With the sudden increase in remote-working, businesses across the country have been adjusting to new ways of working in an attempt to weather a public health crisis. The workplace environment has a profound effect on the staff that work in it, on a collective and individual basis; addressing it is more important than ever, and here’s why.
The Consequences of a Poor Working Environment
Morale is one of the major factors in the efficacy of a business’ workforce. Without paying close attention to whether or not the needs of your employees are being met, your business’ performance can suffer. Poor working environments can be created in a number of ways, from something as simple as the design and layout of office space to structural issues with workload and hierarchy, and even human issues involving poor collaboration or bullying.
The physical space in which your employees are working can have more of an effect on performance than it may initially appear. Almost three-quarters of employees would leave their job if workspaces did not reflect positive mental health in design. A workspace does not prioritise employees if it does not provide basic amenities: accessible water, space away from the desk and natural light. Dark, drab office spaces with no room for socialising make for a depressing environment – and a disincentivised staff.

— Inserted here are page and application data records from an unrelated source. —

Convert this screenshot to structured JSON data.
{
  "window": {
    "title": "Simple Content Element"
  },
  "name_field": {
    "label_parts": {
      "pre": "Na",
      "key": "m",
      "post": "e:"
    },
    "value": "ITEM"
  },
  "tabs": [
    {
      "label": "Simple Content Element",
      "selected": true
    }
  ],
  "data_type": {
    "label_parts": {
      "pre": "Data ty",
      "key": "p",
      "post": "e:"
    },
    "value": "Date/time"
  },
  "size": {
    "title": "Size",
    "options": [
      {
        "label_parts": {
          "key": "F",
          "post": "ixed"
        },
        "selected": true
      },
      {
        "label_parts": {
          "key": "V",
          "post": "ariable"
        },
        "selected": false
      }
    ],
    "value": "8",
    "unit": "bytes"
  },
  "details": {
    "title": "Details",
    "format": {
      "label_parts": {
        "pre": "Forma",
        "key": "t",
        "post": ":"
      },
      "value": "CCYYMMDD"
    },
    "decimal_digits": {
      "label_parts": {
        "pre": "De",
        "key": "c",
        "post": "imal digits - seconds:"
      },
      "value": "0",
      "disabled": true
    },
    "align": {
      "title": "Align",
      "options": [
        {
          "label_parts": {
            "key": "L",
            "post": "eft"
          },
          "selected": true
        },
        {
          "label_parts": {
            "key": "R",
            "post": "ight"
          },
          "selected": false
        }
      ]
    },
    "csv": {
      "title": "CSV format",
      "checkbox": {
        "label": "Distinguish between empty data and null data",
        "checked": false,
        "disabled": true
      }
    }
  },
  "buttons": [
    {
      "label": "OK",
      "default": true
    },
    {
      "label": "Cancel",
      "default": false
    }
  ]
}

On an individual level, one of the most common causes for an unpleasant working experience can be found in other people. According to a recent report by UNISON, three in five UK office workers have experienced or witnessed workplace bullying, a practice which can lead to feelings of hostility in the office – especially where HR efforts are ineffective.
The Benefits of a Positive Working Environment
Conversely, ensuring a positive work environment can engender positivity in your workforce, which in turn can have overwhelmingly positive effects on their performance, and so the performance of their business. Basic provisions promote better mental in the workplace, from breakrooms and social spaces to the complimentary offering of healthy food and drinks. Meanwhile, designing office space to include as much natural light as possible can connect employees to the wider world, as well as provide a health boost in the form of Vitamin D.
One of the key ways in which a positive working environment can be created is in the hiring of conscientious staff, and the continual training of existing staff to work together in harmony. Poster specialists instantprint performed a survey of 2,000 office workers in the UK, to discover the most popular workplace traits amongst their colleagues. Patience topped the list, with just less than half of all respondents agreeing it was the most important workplace trait to them. Communication skills was a narrow second and problem-solving was just as close in third. These statistics can be used to form a framework for the creation of a positive working environment in terms of employee collaboration and connectivity.
The workplace environment is diverse in its nature. It is at once the décor and structure of the building, the allocation of staff and their collaborative efficacy. Improving your workplace’s environment, as a result, requires a multi-faceted approach. With root-and-branch changes to the way your office operates, you can see tangible results in the performance of your business.